After a minute or so, he uses a spatula to check the bottoms, then flips them over. Another minute or so and he says they’re done. He puts them on a plate and into the oven. “We’ll keep them warm till we’re ready to eat,” he tells me. He picks up the ladle, but instead of dipping it in the batter, he hands it to me. “Your turn,” he says.

I immediately start to worry. He sees this in my eyes. He’s watching me and sees it. I see compassion in his eyes again. How can he read me that well?

“Hey, no problems here. It’s impossible to screw this up. Totally impossible. Just do what you saw me doing. Exactly like I did. If they’re too big or too small or run together, so what? If you spill some batter on the stove, so what? They’re pancakes! Not even the end of the world if you drop the bowl on the floor. Oh, one thing first.”

He pours a little of the bacon grease from the bowl into the pan and swirls it around. I see that after cooking the first four pancakes, there’s none left in the pan.
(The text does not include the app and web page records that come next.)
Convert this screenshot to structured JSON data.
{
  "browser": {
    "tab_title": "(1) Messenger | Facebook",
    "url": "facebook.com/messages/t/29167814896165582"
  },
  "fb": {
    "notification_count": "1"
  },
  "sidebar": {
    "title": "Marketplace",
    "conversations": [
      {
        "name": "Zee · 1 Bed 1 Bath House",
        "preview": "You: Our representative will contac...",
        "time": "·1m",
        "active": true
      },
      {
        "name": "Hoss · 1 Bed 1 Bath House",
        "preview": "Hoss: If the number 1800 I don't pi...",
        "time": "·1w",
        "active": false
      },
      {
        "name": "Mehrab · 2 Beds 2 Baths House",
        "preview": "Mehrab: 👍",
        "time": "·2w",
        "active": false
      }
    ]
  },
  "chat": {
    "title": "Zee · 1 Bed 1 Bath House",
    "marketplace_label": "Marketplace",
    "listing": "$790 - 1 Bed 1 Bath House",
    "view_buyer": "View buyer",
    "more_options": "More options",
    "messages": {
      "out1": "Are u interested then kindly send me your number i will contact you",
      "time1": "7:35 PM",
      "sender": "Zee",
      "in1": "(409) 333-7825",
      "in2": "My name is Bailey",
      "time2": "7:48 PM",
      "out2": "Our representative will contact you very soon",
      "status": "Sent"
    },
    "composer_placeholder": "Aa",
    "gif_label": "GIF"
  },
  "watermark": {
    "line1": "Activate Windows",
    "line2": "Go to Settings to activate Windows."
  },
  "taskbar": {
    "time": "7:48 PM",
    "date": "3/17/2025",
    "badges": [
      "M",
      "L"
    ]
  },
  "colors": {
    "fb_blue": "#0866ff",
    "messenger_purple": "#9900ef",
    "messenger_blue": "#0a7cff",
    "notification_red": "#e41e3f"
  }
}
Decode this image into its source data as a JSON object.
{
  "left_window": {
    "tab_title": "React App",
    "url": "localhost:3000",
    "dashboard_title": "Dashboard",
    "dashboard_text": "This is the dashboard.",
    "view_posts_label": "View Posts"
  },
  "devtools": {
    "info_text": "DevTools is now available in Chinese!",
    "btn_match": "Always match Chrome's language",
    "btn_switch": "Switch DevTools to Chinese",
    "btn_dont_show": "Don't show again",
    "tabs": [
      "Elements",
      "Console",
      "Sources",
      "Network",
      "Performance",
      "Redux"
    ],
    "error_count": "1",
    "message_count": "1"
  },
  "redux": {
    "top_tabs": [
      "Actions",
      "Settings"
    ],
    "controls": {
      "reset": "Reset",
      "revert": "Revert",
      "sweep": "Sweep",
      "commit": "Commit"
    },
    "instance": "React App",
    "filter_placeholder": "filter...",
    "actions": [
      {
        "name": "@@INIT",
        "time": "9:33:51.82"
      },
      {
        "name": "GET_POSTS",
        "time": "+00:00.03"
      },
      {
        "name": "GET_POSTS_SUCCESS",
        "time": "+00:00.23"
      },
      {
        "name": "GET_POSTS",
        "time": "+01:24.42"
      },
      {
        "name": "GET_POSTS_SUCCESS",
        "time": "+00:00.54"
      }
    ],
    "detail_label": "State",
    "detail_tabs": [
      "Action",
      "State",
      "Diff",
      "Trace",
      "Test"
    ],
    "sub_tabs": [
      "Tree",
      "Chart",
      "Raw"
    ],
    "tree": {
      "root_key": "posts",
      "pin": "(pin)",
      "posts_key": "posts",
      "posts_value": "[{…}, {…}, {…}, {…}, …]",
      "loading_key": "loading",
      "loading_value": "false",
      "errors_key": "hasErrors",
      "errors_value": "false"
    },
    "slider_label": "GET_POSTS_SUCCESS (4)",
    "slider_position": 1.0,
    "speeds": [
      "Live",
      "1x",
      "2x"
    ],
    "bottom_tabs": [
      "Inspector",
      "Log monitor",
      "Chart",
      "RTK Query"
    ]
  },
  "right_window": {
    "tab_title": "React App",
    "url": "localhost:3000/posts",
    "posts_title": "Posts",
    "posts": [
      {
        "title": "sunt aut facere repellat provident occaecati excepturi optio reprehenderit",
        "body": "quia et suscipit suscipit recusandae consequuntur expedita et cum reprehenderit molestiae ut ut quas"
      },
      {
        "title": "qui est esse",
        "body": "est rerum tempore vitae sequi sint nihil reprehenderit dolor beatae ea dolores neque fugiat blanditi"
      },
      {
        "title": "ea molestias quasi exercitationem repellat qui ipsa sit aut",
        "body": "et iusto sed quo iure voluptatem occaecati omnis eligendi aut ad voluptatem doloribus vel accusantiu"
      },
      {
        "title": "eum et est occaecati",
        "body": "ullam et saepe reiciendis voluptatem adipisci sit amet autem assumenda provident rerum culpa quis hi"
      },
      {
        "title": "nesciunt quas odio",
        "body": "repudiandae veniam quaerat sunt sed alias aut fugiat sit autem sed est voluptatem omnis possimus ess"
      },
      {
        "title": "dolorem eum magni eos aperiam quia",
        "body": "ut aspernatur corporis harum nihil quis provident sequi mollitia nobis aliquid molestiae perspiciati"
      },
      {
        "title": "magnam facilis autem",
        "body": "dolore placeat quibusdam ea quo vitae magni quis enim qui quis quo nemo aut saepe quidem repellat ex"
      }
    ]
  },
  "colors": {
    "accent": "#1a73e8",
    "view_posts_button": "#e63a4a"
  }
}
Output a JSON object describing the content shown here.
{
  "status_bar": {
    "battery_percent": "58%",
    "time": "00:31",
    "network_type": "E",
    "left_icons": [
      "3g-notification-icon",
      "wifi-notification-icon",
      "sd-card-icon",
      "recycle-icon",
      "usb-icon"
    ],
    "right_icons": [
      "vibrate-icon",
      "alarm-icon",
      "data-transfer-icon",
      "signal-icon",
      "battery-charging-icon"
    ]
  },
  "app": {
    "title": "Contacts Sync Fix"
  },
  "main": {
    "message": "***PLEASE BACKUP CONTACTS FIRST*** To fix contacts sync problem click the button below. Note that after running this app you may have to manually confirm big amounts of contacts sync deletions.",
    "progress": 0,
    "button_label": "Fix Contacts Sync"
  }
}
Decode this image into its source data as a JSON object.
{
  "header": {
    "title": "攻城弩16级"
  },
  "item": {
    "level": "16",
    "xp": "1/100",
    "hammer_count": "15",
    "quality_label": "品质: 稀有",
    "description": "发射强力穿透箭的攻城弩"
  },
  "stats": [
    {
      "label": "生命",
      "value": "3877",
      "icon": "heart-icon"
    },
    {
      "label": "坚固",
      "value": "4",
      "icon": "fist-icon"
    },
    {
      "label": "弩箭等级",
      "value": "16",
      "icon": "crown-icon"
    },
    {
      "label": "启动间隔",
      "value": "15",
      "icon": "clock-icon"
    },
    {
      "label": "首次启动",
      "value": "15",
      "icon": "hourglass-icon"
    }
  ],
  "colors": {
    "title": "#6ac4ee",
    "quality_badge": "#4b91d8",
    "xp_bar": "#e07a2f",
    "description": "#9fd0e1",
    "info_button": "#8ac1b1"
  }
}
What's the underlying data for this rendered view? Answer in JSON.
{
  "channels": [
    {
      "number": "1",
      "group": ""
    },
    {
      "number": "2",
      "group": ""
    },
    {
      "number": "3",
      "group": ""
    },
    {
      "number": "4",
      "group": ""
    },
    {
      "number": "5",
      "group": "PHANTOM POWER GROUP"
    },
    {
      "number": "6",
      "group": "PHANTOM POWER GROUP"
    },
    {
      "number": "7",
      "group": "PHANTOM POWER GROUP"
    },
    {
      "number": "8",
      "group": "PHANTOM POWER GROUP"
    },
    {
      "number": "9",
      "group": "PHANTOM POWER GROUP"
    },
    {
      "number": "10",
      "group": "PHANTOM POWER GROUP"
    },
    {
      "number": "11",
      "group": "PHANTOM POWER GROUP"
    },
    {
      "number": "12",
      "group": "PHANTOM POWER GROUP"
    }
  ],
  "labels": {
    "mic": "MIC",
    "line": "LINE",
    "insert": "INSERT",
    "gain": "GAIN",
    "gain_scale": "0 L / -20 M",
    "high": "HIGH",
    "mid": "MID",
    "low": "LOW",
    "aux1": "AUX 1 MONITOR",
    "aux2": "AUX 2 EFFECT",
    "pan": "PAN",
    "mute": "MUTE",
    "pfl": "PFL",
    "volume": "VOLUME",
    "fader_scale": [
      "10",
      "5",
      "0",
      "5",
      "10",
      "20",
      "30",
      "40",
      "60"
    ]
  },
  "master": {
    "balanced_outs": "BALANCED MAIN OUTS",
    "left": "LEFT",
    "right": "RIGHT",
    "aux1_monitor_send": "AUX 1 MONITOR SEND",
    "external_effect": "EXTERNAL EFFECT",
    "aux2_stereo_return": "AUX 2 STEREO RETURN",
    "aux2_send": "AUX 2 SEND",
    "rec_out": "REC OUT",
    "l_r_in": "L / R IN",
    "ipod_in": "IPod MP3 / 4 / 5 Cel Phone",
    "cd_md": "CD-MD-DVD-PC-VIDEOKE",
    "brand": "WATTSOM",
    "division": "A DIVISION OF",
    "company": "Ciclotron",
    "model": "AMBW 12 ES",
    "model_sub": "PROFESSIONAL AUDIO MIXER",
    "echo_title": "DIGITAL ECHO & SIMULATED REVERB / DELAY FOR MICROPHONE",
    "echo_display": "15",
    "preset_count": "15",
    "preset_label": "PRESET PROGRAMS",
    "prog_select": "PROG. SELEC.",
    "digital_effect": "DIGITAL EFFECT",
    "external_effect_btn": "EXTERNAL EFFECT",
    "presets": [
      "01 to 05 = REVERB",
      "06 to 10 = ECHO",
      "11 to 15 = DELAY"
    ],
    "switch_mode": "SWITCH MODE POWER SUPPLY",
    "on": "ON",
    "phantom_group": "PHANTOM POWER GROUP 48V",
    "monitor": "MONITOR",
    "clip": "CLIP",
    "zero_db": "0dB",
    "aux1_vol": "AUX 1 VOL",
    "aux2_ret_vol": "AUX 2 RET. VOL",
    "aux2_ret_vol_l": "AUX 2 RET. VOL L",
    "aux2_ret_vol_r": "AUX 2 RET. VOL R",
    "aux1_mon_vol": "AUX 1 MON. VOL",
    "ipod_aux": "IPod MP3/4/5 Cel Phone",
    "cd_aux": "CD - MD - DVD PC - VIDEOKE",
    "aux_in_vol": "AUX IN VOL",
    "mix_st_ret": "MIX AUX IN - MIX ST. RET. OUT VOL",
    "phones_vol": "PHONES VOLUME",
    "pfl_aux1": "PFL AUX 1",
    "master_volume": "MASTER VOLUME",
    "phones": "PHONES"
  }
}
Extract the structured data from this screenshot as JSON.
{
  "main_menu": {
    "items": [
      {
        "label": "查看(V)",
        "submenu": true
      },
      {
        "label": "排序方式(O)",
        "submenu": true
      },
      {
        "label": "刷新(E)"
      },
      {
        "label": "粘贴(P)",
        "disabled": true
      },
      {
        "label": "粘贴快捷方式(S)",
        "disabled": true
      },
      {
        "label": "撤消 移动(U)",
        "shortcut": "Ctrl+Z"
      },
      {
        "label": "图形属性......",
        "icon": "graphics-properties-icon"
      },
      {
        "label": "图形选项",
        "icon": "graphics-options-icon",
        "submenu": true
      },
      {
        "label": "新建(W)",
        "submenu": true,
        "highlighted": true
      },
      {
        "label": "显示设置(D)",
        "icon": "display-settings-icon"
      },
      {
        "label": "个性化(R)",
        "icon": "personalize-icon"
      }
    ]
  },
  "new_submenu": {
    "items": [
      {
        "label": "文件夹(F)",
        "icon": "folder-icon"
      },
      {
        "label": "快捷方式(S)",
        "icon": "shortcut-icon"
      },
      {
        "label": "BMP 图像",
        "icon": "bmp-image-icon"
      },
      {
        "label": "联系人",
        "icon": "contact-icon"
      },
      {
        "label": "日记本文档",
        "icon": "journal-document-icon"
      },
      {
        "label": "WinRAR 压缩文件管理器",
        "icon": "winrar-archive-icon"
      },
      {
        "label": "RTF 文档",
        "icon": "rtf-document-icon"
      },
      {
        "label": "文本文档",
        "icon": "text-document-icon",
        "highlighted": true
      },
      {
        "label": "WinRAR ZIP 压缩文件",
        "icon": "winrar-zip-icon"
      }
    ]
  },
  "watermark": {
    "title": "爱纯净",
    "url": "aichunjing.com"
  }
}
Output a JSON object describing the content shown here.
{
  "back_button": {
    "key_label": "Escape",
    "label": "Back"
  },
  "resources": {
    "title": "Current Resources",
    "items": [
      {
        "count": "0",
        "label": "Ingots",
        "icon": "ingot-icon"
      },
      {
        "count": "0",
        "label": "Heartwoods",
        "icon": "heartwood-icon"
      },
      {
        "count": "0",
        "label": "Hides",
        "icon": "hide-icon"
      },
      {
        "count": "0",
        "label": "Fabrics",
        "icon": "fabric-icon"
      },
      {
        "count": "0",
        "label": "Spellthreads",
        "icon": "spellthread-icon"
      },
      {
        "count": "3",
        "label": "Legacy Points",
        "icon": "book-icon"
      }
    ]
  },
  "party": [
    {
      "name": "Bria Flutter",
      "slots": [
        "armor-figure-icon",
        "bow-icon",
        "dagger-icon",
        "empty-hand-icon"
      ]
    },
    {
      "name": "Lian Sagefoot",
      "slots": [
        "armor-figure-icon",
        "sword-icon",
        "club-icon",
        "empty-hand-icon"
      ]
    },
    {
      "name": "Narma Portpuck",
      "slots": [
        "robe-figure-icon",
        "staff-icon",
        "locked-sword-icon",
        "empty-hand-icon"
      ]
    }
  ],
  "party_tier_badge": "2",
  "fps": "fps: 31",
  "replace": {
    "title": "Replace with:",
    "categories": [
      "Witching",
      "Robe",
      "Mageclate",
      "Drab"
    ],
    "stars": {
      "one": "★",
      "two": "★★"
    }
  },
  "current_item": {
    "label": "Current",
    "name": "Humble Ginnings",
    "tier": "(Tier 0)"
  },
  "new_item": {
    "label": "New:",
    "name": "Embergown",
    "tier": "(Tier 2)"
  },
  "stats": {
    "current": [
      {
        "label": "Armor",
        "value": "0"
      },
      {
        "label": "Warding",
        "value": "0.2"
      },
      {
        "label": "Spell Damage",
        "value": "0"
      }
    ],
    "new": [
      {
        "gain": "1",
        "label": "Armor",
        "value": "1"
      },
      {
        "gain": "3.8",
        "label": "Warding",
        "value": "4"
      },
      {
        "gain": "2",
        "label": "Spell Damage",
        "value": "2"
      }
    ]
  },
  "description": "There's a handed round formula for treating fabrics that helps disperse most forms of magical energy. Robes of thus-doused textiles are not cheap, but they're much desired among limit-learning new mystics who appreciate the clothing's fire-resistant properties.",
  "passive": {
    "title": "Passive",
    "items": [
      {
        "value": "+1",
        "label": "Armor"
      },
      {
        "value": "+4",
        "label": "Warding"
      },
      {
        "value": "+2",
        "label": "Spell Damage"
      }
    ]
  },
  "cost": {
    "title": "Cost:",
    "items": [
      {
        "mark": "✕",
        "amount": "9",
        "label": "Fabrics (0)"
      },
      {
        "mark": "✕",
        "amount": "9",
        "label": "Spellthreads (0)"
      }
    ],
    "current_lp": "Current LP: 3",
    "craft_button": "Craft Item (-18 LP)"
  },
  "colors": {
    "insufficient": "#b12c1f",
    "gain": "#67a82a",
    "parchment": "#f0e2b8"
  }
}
I fill the ladle, just like he did, and pour it where I think it should go. I can’t believe it. I didn’t mess it up. Four new pancakes are cooking.

I watch them as they cook. He sets the table, showing me where things are. When I start worrying about whether they’re ready to be flipped, he says, “Peek at the underneath side of one of them.”

I do that and see they look perfect. I flip them over like I saw him do. Well, I don’t do it as well as he did, but still, success! They splatter a little batter out to the sides when they hit the pan because I did it too high above the pan, but I don’t worry about it because he says, “Great job!” and sounds like he means it.

I do the rest of them! I can’t believe it, but I do. I do the oiling, the ladling, the flipping, the laying them on the plate that’s in the oven. He shows me where the oven mitts are so I don’t burn myself.

While I’m doing that, he warms the bottle of syrup in the microwave oven and puts that and the bacon and a stick of butter on the table. I put the plate full of pancakes on a hot pad on the table, and we’re ready to eat. Well, almost. He pours milk for me and coffee for himself and asks me if I forgot anything. I look down at my feet, figuring I must have screwed up.

He says, “Hey. You’re fine. I was just going to remind you to turn off the oven and the burner. I often forget those, too. Then, let’s eat. I’m starved! Great looking pancakes you made for us.”